Status of Fern Lake Fire - October 11, 9:30 a.m.
Contact: James Doyle, 970-586-1363
A wildfire located west of the Fern Lake Trailhead on the east side of Rocky Mountain National Park saw no significant activity overnight. The fire, which began on Tuesday, October 9, is believed to have burned around 400 acres. It remains uncontained as of 8 a.m. today, but is behaving as firefighters predicted.
The fire, west of Moraine Park, is being managed with a full suppression strategy, and is burning in steep, rugged terrain that includes beetle-killed trees that prohibits direct attack by firefighters on the ground. Crews are focusing on containing the fire where possible and planning for long range fire suppression efforts. More than 120 personnel, seven fire engines, and heavy helitankers are on scene. No structures are threatened by the fire.
The continued safety of visitors and firefighters and the containment of the fire in the park remain the top priorities of park and fire officials.
Today, fire crews will continue to work to contain the fire inside park boundaries, north of Glacier Creek, west of Hollowell Park and south of Trail Ridge Road.
Currently, Bear Lake Road, Upper Beaver Meadows Road and Moraine Park Campground are closed. Trails west of Bear Lake Road and south of Trail Ridge Road are also closed.
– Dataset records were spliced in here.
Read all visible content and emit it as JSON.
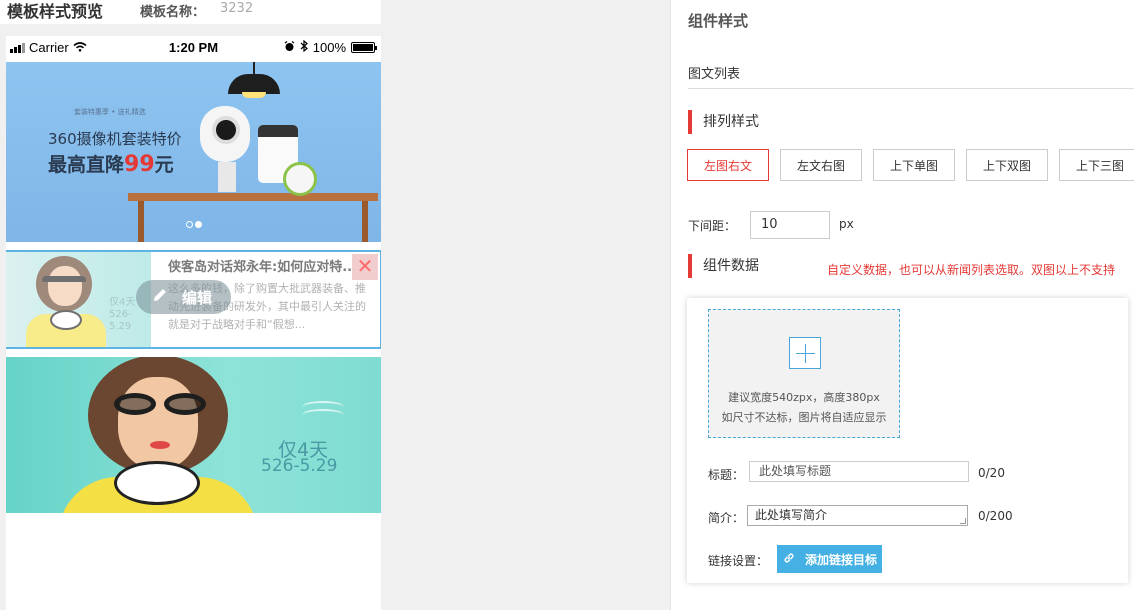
{
  "preview": {
    "title": "模板样式预览",
    "name_label": "模板名称：",
    "name_value": "3232"
  },
  "statusbar": {
    "carrier": "Carrier",
    "time": "1:20 PM",
    "battery": "100%"
  },
  "banner": {
    "small_text": "套装特惠季 • 送礼精选",
    "line1": "360摄像机套装特价",
    "line2_prefix": "最高直降",
    "line2_number": "99",
    "line2_suffix": "元",
    "active_slide": 2,
    "slide_count": 2
  },
  "news_item": {
    "title": "侠客岛对话郑永年:如何应对特...",
    "summary": "这么多的钱，除了购置大批武器装备、推动先进装备的研发外，其中最引人关注的就是对于战略对手和“假想...",
    "edit_label": "编辑",
    "close_symbol": "✕",
    "thumb_text_line1": "仅4天",
    "thumb_text_line2": "526-5.29"
  },
  "big_image": {
    "text1": "仅4天",
    "text2": "526-5.29"
  },
  "panel": {
    "section_title": "组件样式",
    "component_type": "图文列表",
    "layout_heading": "排列样式",
    "layout_options": [
      "左图右文",
      "左文右图",
      "上下单图",
      "上下双图",
      "上下三图"
    ],
    "active_layout": "左图右文",
    "spacing_label": "下间距：",
    "spacing_value": "10",
    "spacing_unit": "px",
    "data_heading": "组件数据",
    "data_note": "自定义数据，也可以从新闻列表选取。双图以上不支持",
    "upload_hint_1": "建议宽度540zpx，高度380px",
    "upload_hint_2": "如尺寸不达标，图片将自适应显示",
    "title_label": "标题：",
    "title_placeholder": "此处填写标题",
    "title_counter": "0/20",
    "summary_label": "简介：",
    "summary_value": "此处填写简介",
    "summary_counter": "0/200",
    "link_label": "链接设置：",
    "link_button": "添加链接目标"
  },
  "colors": {
    "accent_red": "#e53935",
    "accent_blue": "#45b0e3",
    "selected_border": "#5fb3e3"
  }
}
Trail Ridge Road remains open.
Smoke remains visible in Estes Park, and park staff are coordinating closely with Larimer County and Town of Estes Park officials.
A cold front is expected to pass through the area of the fire later today and there is a chance of precipitation on Friday, October 12. High temperatures in the upper 50s are predicted in the park with westerly winds from 7 to 11 m.p.h.
Due to fire conditions at Rocky Mountain National Park, smoking and open fires in the park's backcountry are now prohibited.
Information about the fire will be updated in additional press releases and made available on the park's website and the park's recorded fire information number at (970) 586-1381, as new information becomes available.
Did You Know?
These women, pictured in the 1960s National Park Service uniform, are rangers not flight attendants.